Pura Vida Eco"Lodge" was another last minute booking - a tiny mountain jungle retreat outside of sleepy Ojochal. A long drive up a steep, rutted, dirt road brought us to this little house surrounded by wildlife, birds, mooing cows and gorgeous views. The living was a rustic, open air, no internet, no paper down the toilet, solar everything, lug your own trash kind of place. And nothing to do but read, write, cook, eat, play games, yoga and take a dip in the little pool. A great time spent reflecting on the trip with my favorite people.
When I see pictures of howler monkeys walking around a terrace, my immediate response is not "Oh cool!" Instead my mind jumps to rabies, feces and nits. In fact, after Bali, Marrakesh and Chiang Mai, I was pretty over the whole indoor-outdoor living thing, but we took the chance on Pura Vida. Yes, we came home covered in mosquito bites and had to check for scorpions and snakes before sitting on the furniture, but we fell asleep to the chirp of night time insects and woke to the chattering of birds. And got to breakfast overlooking magnificent views.
Our town consisted of a little school and this supermarket stocked with a few dusty shelves of canned corn, mushy avocados and a sweaty cooler of pink hot dogs (we ended up eating a lot of rice, beans and plantains). If you needed gasoline, a bank or fresh milk, you had to drive several miles to the next town. This was certainly the sleepiest place we visited.
The ceviche stand at the edge of town.
Yes, Costa Rica has some fancy resorts, but outside the main tourist drags, the living is quite modest. Chris had a lot of trouble finding a birding guide willing to take him and Isoo out on a trip. When Chris was finally able to locate one, the guide was very late. Chris would have been peeved if Caesar hadn't ridden up on a rickety bike, covered in sweat and panting as he tried to make his way up the hill. It never dawned on us that many of the locals in the area did not own a car. Caesar traveled from several towns over just to meet them and then, after a long day stomping through rivers and fields, had to peddle his way back home. They didn't see many birds that morning, but what they did find was a renewed appreciation for the little (and not so little) things we so often take for granted.
Above left - A typical CR house, one leaning room topped with a corrugated metal roof (though ironically almost all are capped with a satellite dish). Above right - You know when you're surrounded by nature when the public trash bins are housed in animal proof cages.
Our daily traffic jam. Brahman cattle are the most common in Costa Rica. While not as meaty as the cattle found in the U.S., they have more sweat glands, and big, flapping, fan-like ears making them better equipped to withstand the Costa Rican heat.
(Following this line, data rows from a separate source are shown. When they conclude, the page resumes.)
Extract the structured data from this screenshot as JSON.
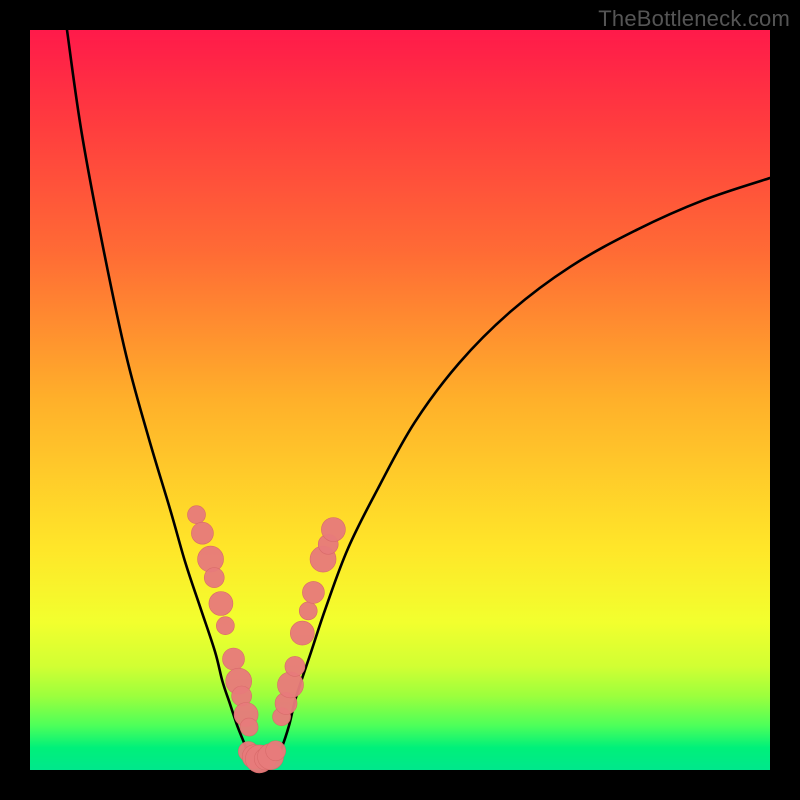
{
  "watermark": "TheBottleneck.com",
  "colors": {
    "background": "#000000",
    "curve_stroke": "#000000",
    "dot_fill": "#e77b7b",
    "dot_stroke": "#d86a6a",
    "gradient_top": "#ff1a4a",
    "gradient_bottom": "#00e78c"
  },
  "chart_data": {
    "type": "line",
    "title": "",
    "xlabel": "",
    "ylabel": "",
    "xlim": [
      0,
      100
    ],
    "ylim": [
      0,
      100
    ],
    "grid": false,
    "legend": false,
    "series": [
      {
        "name": "left-branch",
        "x": [
          5,
          7,
          10,
          13,
          16,
          19,
          21,
          23,
          25,
          26,
          27,
          28,
          29,
          29.5,
          30
        ],
        "y": [
          100,
          86,
          70,
          56,
          45,
          35,
          28,
          22,
          16,
          12,
          9,
          6,
          3.5,
          2,
          1
        ]
      },
      {
        "name": "right-branch",
        "x": [
          33,
          34,
          35,
          36,
          38,
          40,
          43,
          47,
          52,
          58,
          65,
          73,
          82,
          91,
          100
        ],
        "y": [
          1,
          3,
          6,
          10,
          16,
          22,
          30,
          38,
          47,
          55,
          62,
          68,
          73,
          77,
          80
        ]
      },
      {
        "name": "valley-floor",
        "x": [
          29.5,
          30,
          31,
          32,
          33
        ],
        "y": [
          1.5,
          1.0,
          0.8,
          1.0,
          1.5
        ]
      }
    ],
    "dots_left_branch": [
      {
        "x": 22.5,
        "y": 34.5
      },
      {
        "x": 23.3,
        "y": 32.0
      },
      {
        "x": 24.4,
        "y": 28.5
      },
      {
        "x": 24.9,
        "y": 26.0
      },
      {
        "x": 25.8,
        "y": 22.5
      },
      {
        "x": 26.4,
        "y": 19.5
      },
      {
        "x": 27.5,
        "y": 15.0
      },
      {
        "x": 28.2,
        "y": 12.0
      },
      {
        "x": 28.6,
        "y": 10.0
      },
      {
        "x": 29.2,
        "y": 7.5
      },
      {
        "x": 29.6,
        "y": 5.8
      }
    ],
    "dots_right_branch": [
      {
        "x": 34.0,
        "y": 7.2
      },
      {
        "x": 34.6,
        "y": 9.0
      },
      {
        "x": 35.2,
        "y": 11.5
      },
      {
        "x": 35.8,
        "y": 14.0
      },
      {
        "x": 36.8,
        "y": 18.5
      },
      {
        "x": 37.6,
        "y": 21.5
      },
      {
        "x": 38.3,
        "y": 24.0
      },
      {
        "x": 39.6,
        "y": 28.5
      },
      {
        "x": 40.3,
        "y": 30.5
      },
      {
        "x": 41.0,
        "y": 32.5
      }
    ],
    "dots_valley": [
      {
        "x": 29.5,
        "y": 2.5
      },
      {
        "x": 30.3,
        "y": 1.8
      },
      {
        "x": 31.0,
        "y": 1.5
      },
      {
        "x": 31.8,
        "y": 1.5
      },
      {
        "x": 32.5,
        "y": 1.8
      },
      {
        "x": 33.2,
        "y": 2.6
      }
    ],
    "dot_radius_range": [
      7,
      14
    ]
  }
}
In addition to exploring the nearby towns, we drove a couple of hours to Quepos to visit Manuel Antonio National Park. We hiked past sloths, monkeys, various birds, frogs and insects and then cooled off with a swim at the beach. We spent so long there that the tide came in and took with it our clothes, towels and bags making for a soggy ride home.
But my favorite beach was the one just a few minutes drive from our house. During nesting season, the beach is littered with sea turtles creeping up the coastline to lay their eggs, but on the day we visited, the only things we encountered were giant bleached fallen trees. It was our own private island.
Yes, I'm doing it - a sunset photo to mark the end of our trip. The view from our deck on our final night before returning home. Sigh,